But as the Brad Bird-directed Tomorrowland reminds us over and over in the best of all possible ways – the film draws its inspiration and title from, of all places, a retro-futuristic part of the Disney theme park – we all have a choice throughout our lives to either feed the hope and the light or let the darkness and despair have their day.
No prizes for guessing on which side Tomorrowland emphatically comes down.
While that might make the Damon Lindelof and Brad Bird-penned movie seems a tad cheesy and gee-whiz for modern tastes, accustomed as we are to wearing cynicism with a capital “C” as something of a badge of honour, there is something utterly beguiling about surrendering yourself to the idea there is still a place for idealism and unblinking optimism in today’s climate change and war-wearied world.
It may not always play out as you’d expect – life rarely does that anyway even at its best so that shouldn’t be a deterrent – but that doesn’t mean you should abandon the effort, a lesson plucky, endlessly hopeful tech wunderkind and would-be astronaut Casey Newton (an appealingly gung-ho Britt Robertson) teaches a hermit-like Frank after their begrudging first meeting.
You see, Frank was once like Casey – wide-eyed, wonder-filled, an inventor of jet packs and proponent of the benefits of scientific endeavour in defiance of a farmer father who refused to acknowledge either activity as worthy of any time and effort, who found himself invited by the never-aging Athena (Raffey Cassidy), like Casey, into the rarefied confines of Tomorrowland, a soaring glass-and-steel housed gathering of all the world’s best scientific and artistic minds.
Tucked happily away in an alternate dimension, connected to Earth via portals but most assuredly not a part of it, thanks to the rather elitist worldview of its leader Governor David Nix (Hugh Laurie), Tomorrowland is the distillation of every vision any of us have ever had about what a city of the future might look like.
Drawing heavily on the Jules Verne retro-futuristic stylings embraced by countless dreamers in the ’50s and ’60s, the city is all soaring luminous skyscrapers, trackless monorails, flying cars and spaceships and dubious fashion choices – in short, it resembles in glorious detail pretty much everything anyone of a certain age imagined the future would look like.
It fairly glows with the optimistic outlook that powers it, the idea that a fusion of scientific progress, artistic expression and a firm belief in the innate will of humanity to not simply save but better itself, can avert the apocalyptic destination we all seem intent on reaching as quickly, and messily, as possible.

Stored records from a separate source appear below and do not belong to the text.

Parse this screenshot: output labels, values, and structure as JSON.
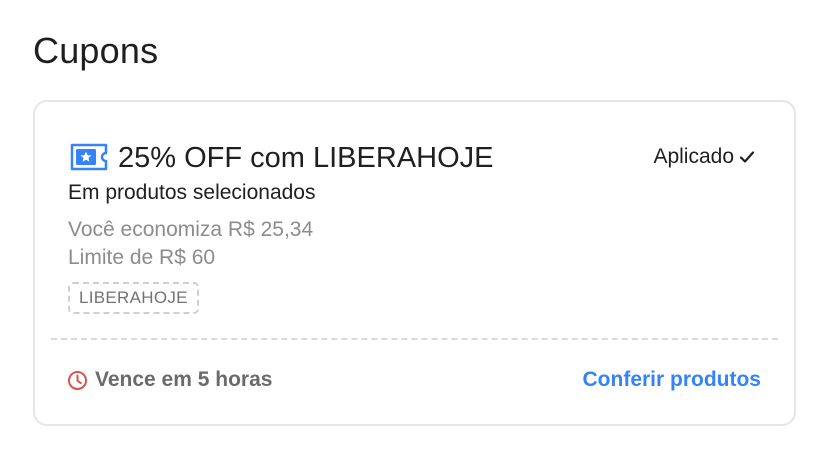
{
  "section": {
    "title": "Cupons"
  },
  "coupon": {
    "title": "25% OFF com LIBERAHOJE",
    "status": "Aplicado",
    "subtitle": "Em produtos selecionados",
    "savings": "Você economiza R$ 25,34",
    "limit": "Limite de R$ 60",
    "code": "LIBERAHOJE",
    "expiry": "Vence em 5 horas",
    "link_label": "Conferir produtos",
    "icons": {
      "coupon": "ticket-star-icon",
      "status": "check-icon",
      "expiry": "clock-icon"
    },
    "colors": {
      "accent": "#3483fa",
      "expiry_icon": "#d9534f",
      "muted_text": "#8c8c8c"
    }
  }
}
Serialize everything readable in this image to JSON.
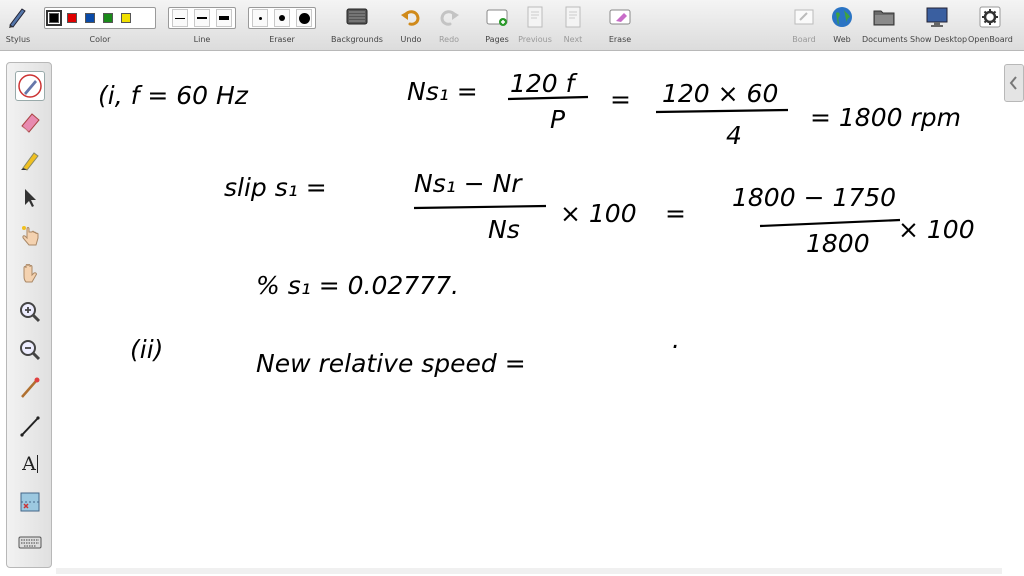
{
  "toolbar": {
    "stylus_label": "Stylus",
    "color_label": "Color",
    "line_label": "Line",
    "eraser_label": "Eraser",
    "backgrounds_label": "Backgrounds",
    "undo_label": "Undo",
    "redo_label": "Redo",
    "pages_label": "Pages",
    "previous_label": "Previous",
    "next_label": "Next",
    "erase_label": "Erase",
    "board_label": "Board",
    "web_label": "Web",
    "documents_label": "Documents",
    "show_desktop_label": "Show Desktop",
    "openboard_label": "OpenBoard",
    "colors": [
      "#000000",
      "#e00000",
      "#0a4aa8",
      "#1a8a1a",
      "#f0e000"
    ]
  },
  "sidebar": {
    "tools": [
      "pen-icon",
      "eraser-icon",
      "marker-icon",
      "pointer-icon",
      "laser-hand-icon",
      "hand-icon",
      "zoom-in-icon",
      "zoom-out-icon",
      "pointer-stick-icon",
      "line-icon",
      "text-icon",
      "capture-icon",
      "keyboard-icon"
    ],
    "text_tool_label": "A"
  },
  "board": {
    "line1_left": "(i,  f = 60 Hz",
    "line1_ns": "Ns₁  =",
    "frac1_num": "120 f",
    "frac1_den": "P",
    "eq1": "=",
    "frac2_num": "120 × 60",
    "frac2_den": "4",
    "line1_result": "= 1800 rpm",
    "line2_slip": "slip  s₁ =",
    "frac3_num": "Ns₁ − Nr",
    "frac3_den": "Ns",
    "times100a": "× 100",
    "eq2": "=",
    "frac4_num": "1800 − 1750",
    "frac4_den": "1800",
    "times100b": "× 100",
    "line3": "%  s₁  =  0.02777.",
    "line4_label": "(ii)",
    "line4_text": "New   relative   speed  =",
    "line4_dot": "."
  }
}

But for all its noble intent, it is a human creation and as such prone to the frailties and flaws of the human condition, and so when Frank dares to question some less than appealing possible repercussions of Tomorrowland‘s holier-than-thou approach he is banished, an outcast from this erstwhile bastion of hope until Casey, bolstered by a supportive upbringing with dad Eddie (Tim McGraw), comes along to shake things up, and hopefully, set things right.

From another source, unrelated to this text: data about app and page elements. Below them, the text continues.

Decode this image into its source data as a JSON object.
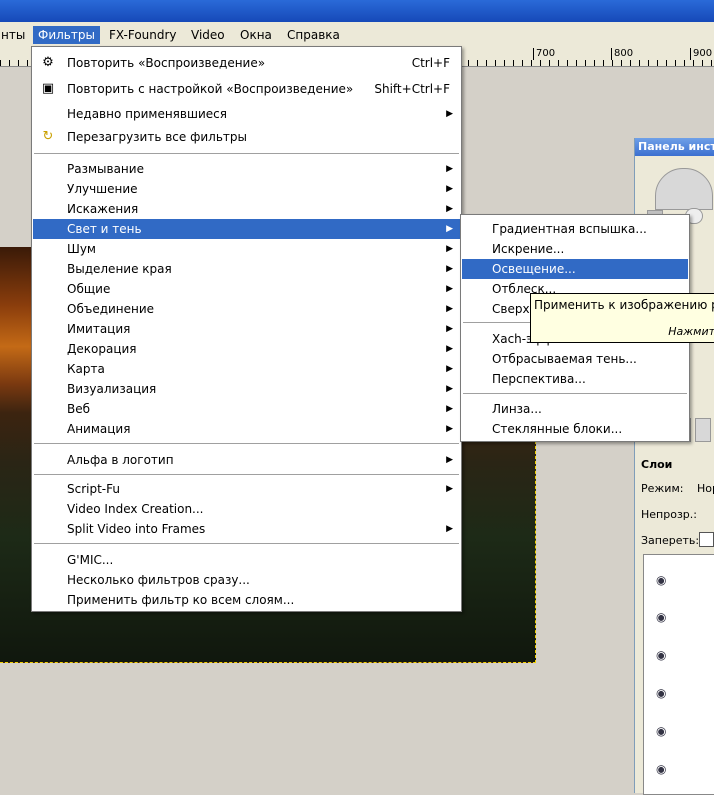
{
  "menubar": {
    "items": [
      "нты",
      "Фильтры",
      "FX-Foundry",
      "Video",
      "Окна",
      "Справка"
    ]
  },
  "ruler": {
    "labels": [
      "700",
      "800",
      "900"
    ]
  },
  "filters_menu": {
    "repeat": {
      "label": "Повторить «Воспроизведение»",
      "shortcut": "Ctrl+F"
    },
    "reshow": {
      "label": "Повторить с настройкой «Воспроизведение»",
      "shortcut": "Shift+Ctrl+F"
    },
    "recent": {
      "label": "Недавно применявшиеся"
    },
    "reset": {
      "label": "Перезагрузить все фильтры"
    },
    "categories": [
      "Размывание",
      "Улучшение",
      "Искажения",
      "Свет и тень",
      "Шум",
      "Выделение края",
      "Общие",
      "Объединение",
      "Имитация",
      "Декорация",
      "Карта",
      "Визуализация",
      "Веб",
      "Анимация"
    ],
    "alpha": "Альфа в логотип",
    "scripts": [
      "Script-Fu",
      "Video Index Creation...",
      "Split Video into Frames"
    ],
    "misc": [
      "G'MIC...",
      "Несколько фильтров сразу...",
      "Применить фильтр ко всем слоям..."
    ]
  },
  "light_menu": {
    "items": [
      "Градиентная вспышка...",
      "Искрение...",
      "Освещение...",
      "Отблеск...",
      "Сверхн"
    ],
    "items2": [
      "Xach-эффект...",
      "Отбрасываемая тень...",
      "Перспектива..."
    ],
    "items3": [
      "Линза...",
      "Стеклянные блоки..."
    ]
  },
  "tooltip": {
    "text": "Применить к изображению ра",
    "hint": "Нажмит"
  },
  "panel": {
    "title": "Панель инст",
    "layers_title": "Слои",
    "mode_label": "Режим:",
    "mode_value": "Нор",
    "opacity_label": "Непрозр.:",
    "lock_label": "Запереть:"
  }
}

It’s a fairly ambitious undertaking to fold a girls own adventure into a save the world narrative but Bird and Lindelof pull it off with aplomb, infusing the film with a sense that anything and everything is possible if you can just believe.
It is reminiscent of the Disney films of the ’60s and ’70s, which screened both in theatres and on The Wonderful World of Disney on TV, which fairly surged with the appealingly joyous notion that there was nothing at all wrong with rampant idealism and the whizbang go-get-’em mindset needed to bring it to life.
Helped along by a cast that wears their characters well, and a storyline that embraces wonder, darkness, existential angst – yes there is a great deal of that but it fits in nicely, a real triumph given the full speed, Pollyanna-ish nature of much of the film – and guileless positive self-belief, Tomorrowland manages to have its fun adventuring and message-delivering too, not always an easy balance to maintain in any movie.
Granted, it does darken in the climactic second half, and stumbles a little over a slightly-convoluted, over-articulated explanation for the currently parlous state of the world that reeks of precious message-posturing, but by and large the film emerges with its heady sense of idealism intact, it’s endlessly optimistic, forward-looking head held high.
Tomorowland is one of those remarkable original films out the moment, a rarity in a sea of sequels, prequels and existing property spinoffs, that manages to be both blissfully entertaining and deeply thoughtful, a giddily happy throwback to an age when everyone really believed the world could be a better place.
After watching the film, you’ll likely be inclined to agree with them.